(Page and application data records)
*** Begin section ***

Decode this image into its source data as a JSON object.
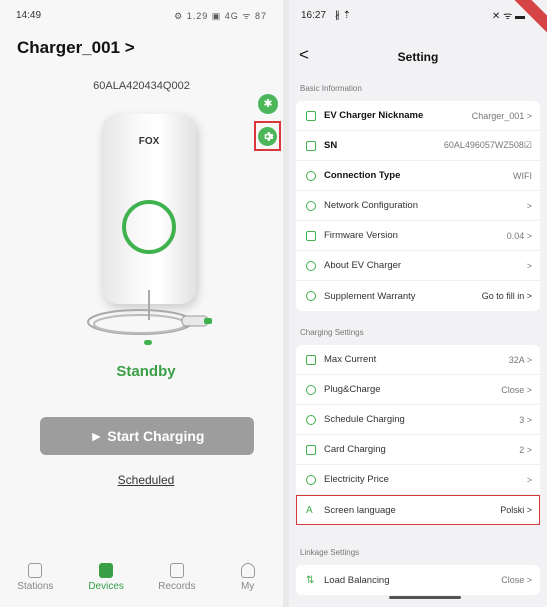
{
  "left": {
    "status_bar": {
      "time": "14:49",
      "icons": "⚙ 1.29 ▣ 4G ᯤ 87"
    },
    "device_title": "Charger_001 >",
    "serial": "60ALA420434Q002",
    "brand": "FOX",
    "status": "Standby",
    "start_button": "► Start Charging",
    "scheduled": "Scheduled",
    "nav": [
      {
        "label": "Stations"
      },
      {
        "label": "Devices"
      },
      {
        "label": "Records"
      },
      {
        "label": "My"
      }
    ],
    "colors": {
      "accent": "#3fb24e",
      "highlight": "#d9373b"
    }
  },
  "right": {
    "status_bar": {
      "time": "16:27",
      "icons_left": "∦ ⇡",
      "icons_right": "✕ ᯤ ▬"
    },
    "title": "Setting",
    "basic": {
      "label": "Basic Information",
      "rows": [
        {
          "label": "EV Charger Nickname",
          "value": "Charger_001 >"
        },
        {
          "label": "SN",
          "value": "60AL496057WZ508☑"
        },
        {
          "label": "Connection Type",
          "value": "WIFI"
        },
        {
          "label": "Network Configuration",
          "value": ">"
        },
        {
          "label": "Firmware Version",
          "value": "0.04 >"
        },
        {
          "label": "About EV Charger",
          "value": ">"
        },
        {
          "label": "Supplement Warranty",
          "value": "Go to fill in >"
        }
      ]
    },
    "charging": {
      "label": "Charging Settings",
      "rows": [
        {
          "label": "Max Current",
          "value": "32A >"
        },
        {
          "label": "Plug&Charge",
          "value": "Close >"
        },
        {
          "label": "Schedule Charging",
          "value": "3 >"
        },
        {
          "label": "Card Charging",
          "value": "2 >"
        },
        {
          "label": "Electricity Price",
          "value": ">"
        },
        {
          "label": "Screen language",
          "value": "Polski >"
        }
      ]
    },
    "linkage": {
      "label": "Linkage Settings",
      "rows": [
        {
          "label": "Load Balancing",
          "value": "Close >"
        }
      ]
    }
  }
}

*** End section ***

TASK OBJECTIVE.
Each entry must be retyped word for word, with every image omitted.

SOLVED EXERCISE.
Decode this image into its source data as a JSON object.
{
  "left": {
    "status_bar": {
      "time": "14:49",
      "icons": "⚙ 1.29 ▣ 4G ᯤ 87"
    },
    "device_title": "Charger_001 >",
    "serial": "60ALA420434Q002",
    "brand": "FOX",
    "status": "Standby",
    "start_button": "► Start Charging",
    "scheduled": "Scheduled",
    "nav": [
      {
        "label": "Stations"
      },
      {
        "label": "Devices"
      },
      {
        "label": "Records"
      },
      {
        "label": "My"
      }
    ],
    "colors": {
      "accent": "#3fb24e",
      "highlight": "#d9373b"
    }
  },
  "right": {
    "status_bar": {
      "time": "16:27",
      "icons_left": "∦ ⇡",
      "icons_right": "✕ ᯤ ▬"
    },
    "title": "Setting",
    "basic": {
      "label": "Basic Information",
      "rows": [
        {
          "label": "EV Charger Nickname",
          "value": "Charger_001 >"
        },
        {
          "label": "SN",
          "value": "60AL496057WZ508☑"
        },
        {
          "label": "Connection Type",
          "value": "WIFI"
        },
        {
          "label": "Network Configuration",
          "value": ">"
        },
        {
          "label": "Firmware Version",
          "value": "0.04 >"
        },
        {
          "label": "About EV Charger",
          "value": ">"
        },
        {
          "label": "Supplement Warranty",
          "value": "Go to fill in >"
        }
      ]
    },
    "charging": {
      "label": "Charging Settings",
      "rows": [
        {
          "label": "Max Current",
          "value": "32A >"
        },
        {
          "label": "Plug&Charge",
          "value": "Close >"
        },
        {
          "label": "Schedule Charging",
          "value": "3 >"
        },
        {
          "label": "Card Charging",
          "value": "2 >"
        },
        {
          "label": "Electricity Price",
          "value": ">"
        },
        {
          "label": "Screen language",
          "value": "Polski >"
        }
      ]
    },
    "linkage": {
      "label": "Linkage Settings",
      "rows": [
        {
          "label": "Load Balancing",
          "value": "Close >"
        }
      ]
    }
  }
}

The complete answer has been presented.